Mitsch and Jorgensen were the first to define ecological engineering in five concepts [1]:

  1. It is based on the self-designing capacity of ecosystems
  2. It can be a field test of ecological theory
  3. It relies on integrated system approaches
  4. It conserves non-renewable energy
  5. It supports biological conservation

Ecological engineering design follow a similar cycle to engineering design problem formulation, problem analysis, alternative solutions search, decision among alternatives and specifications of a complete solution. Typically the design goal involves protecting an at-risk ecosystem, restoring a degraded ecosystem or creating a new sustainable ecosystem to satisfy need of nature and society.

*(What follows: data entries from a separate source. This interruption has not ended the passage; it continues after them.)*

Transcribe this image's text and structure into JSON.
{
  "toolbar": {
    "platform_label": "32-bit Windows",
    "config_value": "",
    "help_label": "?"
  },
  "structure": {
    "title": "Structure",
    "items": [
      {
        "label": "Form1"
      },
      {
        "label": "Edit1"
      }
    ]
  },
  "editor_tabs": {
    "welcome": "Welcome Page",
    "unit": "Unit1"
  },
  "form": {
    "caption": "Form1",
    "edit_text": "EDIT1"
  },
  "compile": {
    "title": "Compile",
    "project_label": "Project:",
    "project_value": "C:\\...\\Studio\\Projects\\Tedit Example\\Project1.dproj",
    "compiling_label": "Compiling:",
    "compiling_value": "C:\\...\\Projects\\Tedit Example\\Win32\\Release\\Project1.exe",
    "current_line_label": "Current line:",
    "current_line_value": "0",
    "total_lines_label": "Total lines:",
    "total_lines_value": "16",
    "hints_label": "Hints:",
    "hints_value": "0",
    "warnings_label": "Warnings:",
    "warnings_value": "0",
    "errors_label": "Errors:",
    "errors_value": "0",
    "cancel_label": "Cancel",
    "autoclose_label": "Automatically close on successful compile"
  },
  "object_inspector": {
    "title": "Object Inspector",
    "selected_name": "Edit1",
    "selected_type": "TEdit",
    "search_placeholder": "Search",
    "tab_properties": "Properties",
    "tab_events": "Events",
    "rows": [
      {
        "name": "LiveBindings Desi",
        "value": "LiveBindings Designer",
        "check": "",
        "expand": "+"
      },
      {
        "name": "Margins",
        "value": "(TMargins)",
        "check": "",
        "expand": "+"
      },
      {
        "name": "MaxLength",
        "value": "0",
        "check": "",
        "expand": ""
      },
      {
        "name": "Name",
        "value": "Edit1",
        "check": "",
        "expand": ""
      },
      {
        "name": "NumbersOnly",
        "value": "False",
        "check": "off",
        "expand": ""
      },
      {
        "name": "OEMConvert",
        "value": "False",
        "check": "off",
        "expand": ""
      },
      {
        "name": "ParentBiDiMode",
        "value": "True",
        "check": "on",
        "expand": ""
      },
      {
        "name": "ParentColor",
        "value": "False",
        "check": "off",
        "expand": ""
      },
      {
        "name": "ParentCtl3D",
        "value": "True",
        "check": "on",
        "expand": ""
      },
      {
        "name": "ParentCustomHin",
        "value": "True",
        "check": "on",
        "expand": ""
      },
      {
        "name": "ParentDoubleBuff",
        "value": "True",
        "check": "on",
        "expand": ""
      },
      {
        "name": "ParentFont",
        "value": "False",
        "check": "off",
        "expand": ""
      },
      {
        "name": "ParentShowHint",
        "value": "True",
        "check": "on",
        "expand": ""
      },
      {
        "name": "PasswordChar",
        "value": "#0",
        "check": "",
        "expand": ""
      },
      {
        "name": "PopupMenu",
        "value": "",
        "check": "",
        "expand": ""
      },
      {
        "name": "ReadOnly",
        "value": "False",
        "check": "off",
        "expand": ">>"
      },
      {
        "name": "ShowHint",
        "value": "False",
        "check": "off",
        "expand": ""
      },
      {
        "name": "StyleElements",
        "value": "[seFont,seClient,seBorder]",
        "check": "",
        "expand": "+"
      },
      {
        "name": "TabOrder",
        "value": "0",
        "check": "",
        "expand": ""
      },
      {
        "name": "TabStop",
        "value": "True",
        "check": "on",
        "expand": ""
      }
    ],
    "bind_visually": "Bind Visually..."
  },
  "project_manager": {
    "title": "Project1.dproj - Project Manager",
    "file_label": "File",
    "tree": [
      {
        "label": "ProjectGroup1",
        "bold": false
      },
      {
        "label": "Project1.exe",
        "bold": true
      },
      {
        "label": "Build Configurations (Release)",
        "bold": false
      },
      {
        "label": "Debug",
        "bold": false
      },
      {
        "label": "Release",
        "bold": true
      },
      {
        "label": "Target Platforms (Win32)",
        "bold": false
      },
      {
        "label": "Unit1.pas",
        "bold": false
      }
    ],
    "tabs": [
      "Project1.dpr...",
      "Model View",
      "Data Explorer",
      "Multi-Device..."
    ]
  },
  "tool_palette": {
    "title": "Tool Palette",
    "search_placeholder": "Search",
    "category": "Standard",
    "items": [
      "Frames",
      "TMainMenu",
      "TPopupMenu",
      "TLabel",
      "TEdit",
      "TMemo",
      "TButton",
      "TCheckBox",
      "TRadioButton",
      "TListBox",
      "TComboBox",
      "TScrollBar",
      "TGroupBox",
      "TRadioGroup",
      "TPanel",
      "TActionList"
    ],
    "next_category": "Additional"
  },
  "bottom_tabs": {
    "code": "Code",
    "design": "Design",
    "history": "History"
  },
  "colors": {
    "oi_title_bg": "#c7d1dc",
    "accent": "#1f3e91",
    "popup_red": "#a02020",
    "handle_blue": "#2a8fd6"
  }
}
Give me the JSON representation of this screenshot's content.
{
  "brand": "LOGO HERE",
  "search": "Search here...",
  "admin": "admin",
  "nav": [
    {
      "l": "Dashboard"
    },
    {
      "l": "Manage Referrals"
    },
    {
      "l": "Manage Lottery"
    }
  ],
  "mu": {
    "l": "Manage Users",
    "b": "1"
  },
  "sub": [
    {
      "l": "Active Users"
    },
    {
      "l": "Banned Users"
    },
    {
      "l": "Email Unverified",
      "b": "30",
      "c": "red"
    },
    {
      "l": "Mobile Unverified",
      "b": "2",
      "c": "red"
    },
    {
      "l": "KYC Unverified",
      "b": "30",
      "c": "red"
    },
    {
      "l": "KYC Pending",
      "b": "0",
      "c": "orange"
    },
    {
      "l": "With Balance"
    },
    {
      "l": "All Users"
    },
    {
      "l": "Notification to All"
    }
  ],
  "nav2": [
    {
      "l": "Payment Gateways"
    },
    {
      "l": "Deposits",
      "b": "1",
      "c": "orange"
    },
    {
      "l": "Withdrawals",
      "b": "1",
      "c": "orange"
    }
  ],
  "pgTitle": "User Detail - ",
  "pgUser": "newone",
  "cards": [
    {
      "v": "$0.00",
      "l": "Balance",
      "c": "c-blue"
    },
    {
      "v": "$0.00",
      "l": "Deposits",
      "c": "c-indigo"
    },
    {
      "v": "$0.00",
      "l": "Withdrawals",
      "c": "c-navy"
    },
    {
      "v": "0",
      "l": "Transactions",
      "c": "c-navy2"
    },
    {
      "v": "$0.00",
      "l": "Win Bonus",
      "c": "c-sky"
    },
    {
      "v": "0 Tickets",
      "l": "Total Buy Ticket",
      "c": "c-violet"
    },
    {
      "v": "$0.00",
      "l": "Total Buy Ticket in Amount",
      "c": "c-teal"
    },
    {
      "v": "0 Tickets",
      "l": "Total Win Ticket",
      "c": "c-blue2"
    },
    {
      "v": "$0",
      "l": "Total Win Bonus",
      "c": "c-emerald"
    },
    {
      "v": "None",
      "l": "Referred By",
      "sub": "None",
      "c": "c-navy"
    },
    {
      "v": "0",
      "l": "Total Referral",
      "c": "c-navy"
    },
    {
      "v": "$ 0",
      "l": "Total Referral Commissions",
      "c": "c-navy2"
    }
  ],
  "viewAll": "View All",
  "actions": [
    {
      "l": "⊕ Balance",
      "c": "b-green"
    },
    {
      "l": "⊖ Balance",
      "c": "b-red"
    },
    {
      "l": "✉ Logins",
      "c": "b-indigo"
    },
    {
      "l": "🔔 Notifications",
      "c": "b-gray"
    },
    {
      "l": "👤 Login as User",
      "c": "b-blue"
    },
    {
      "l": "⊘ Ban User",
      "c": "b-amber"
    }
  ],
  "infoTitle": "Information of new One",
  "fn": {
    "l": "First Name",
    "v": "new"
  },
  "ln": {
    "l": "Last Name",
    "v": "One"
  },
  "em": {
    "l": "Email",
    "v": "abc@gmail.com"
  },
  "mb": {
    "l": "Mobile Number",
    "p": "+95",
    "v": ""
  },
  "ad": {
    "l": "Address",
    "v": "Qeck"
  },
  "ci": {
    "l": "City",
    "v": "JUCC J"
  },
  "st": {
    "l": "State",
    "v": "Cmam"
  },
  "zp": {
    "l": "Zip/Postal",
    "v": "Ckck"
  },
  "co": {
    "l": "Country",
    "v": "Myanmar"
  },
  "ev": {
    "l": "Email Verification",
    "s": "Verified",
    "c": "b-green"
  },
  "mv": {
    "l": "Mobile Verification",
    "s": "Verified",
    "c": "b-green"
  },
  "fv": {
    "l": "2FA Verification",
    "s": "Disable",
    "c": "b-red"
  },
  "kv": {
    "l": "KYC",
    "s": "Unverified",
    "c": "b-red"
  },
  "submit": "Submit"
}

[1] W.J. Mitsch & S.E. Jorgensen (1989), "Introduction to Ecological Engineering", In: W.J. Mitsch and S.E. Jorgensen (Editors), Ecological Engineering: An Introduction to Ecotechnology. John Wiley & Sons, New York, pp. 3-12.

Soda Ash and QuickLime

A lime-soda softening plant treats a flow of 150 MGD, and the water has 86mg/l Ca2+, 35 mg/L Mg2+, 299 mg/L HCO3- and 6mg/l CO2. The commercial grade of quicklime has a purity of 85% and the soda ash has a purity of 95%. Determine: a. The pounds of quicklime and soda ash required per million gallons b. The tons of quicklime an